How to complete this task:
From the material below, pull each line containing the string "trovare".

Data for analysis:

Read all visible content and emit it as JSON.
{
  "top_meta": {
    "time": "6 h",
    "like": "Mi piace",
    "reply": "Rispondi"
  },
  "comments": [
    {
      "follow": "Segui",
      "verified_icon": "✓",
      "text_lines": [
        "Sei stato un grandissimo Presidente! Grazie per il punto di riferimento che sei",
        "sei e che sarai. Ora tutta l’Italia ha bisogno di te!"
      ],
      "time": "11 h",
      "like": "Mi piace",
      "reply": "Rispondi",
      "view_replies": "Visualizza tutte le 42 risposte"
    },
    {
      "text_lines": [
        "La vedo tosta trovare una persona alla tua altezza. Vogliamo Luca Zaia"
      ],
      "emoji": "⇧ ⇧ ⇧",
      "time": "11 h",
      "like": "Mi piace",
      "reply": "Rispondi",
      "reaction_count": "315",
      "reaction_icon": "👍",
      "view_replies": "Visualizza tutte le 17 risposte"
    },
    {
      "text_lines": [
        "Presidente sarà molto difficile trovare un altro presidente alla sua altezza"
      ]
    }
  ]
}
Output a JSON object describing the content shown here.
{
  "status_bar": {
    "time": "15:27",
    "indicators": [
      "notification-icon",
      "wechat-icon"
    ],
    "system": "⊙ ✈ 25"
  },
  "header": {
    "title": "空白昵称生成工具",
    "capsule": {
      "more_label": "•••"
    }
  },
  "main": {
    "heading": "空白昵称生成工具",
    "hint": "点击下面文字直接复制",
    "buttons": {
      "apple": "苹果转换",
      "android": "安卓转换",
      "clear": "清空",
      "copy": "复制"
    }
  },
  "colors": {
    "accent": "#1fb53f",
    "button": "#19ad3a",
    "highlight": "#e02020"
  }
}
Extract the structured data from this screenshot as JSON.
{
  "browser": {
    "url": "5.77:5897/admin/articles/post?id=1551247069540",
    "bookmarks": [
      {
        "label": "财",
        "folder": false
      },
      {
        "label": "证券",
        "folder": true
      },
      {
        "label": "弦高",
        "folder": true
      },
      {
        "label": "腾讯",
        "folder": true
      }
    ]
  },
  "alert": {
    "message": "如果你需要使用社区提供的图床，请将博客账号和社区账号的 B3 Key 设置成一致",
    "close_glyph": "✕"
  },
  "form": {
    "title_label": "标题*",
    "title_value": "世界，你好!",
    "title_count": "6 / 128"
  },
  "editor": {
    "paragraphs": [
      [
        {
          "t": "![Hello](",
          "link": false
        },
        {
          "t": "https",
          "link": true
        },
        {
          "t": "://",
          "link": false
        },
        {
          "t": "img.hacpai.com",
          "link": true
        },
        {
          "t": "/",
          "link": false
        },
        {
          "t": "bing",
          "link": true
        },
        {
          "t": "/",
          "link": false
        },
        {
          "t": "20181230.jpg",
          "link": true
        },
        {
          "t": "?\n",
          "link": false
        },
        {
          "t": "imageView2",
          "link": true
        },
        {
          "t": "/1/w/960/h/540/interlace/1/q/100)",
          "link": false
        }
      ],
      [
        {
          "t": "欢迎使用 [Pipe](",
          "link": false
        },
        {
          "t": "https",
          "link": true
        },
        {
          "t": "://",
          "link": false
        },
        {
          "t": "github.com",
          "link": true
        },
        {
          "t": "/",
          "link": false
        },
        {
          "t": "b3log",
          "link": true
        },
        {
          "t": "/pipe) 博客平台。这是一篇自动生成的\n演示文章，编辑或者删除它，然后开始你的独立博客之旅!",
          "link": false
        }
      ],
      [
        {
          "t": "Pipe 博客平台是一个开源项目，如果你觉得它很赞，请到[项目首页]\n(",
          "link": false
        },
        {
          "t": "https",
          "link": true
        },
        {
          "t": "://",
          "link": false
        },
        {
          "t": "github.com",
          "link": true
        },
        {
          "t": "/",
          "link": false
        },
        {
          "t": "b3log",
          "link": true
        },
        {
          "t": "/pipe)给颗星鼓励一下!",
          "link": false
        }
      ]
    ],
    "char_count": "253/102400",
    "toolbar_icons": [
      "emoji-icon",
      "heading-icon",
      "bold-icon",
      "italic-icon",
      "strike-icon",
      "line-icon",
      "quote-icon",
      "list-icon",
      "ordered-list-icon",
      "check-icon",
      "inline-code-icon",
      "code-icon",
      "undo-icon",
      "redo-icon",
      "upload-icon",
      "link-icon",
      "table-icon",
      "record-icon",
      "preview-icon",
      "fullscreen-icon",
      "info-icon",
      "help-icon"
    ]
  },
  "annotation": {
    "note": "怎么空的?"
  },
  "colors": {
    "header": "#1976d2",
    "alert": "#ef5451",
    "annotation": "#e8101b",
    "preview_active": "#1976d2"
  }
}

Task response:
        "La vedo tosta trovare una persona alla tua altezza. Vogliamo Luca Zaia"
        "Presidente sarà molto difficile trovare un altro presidente alla sua altezza"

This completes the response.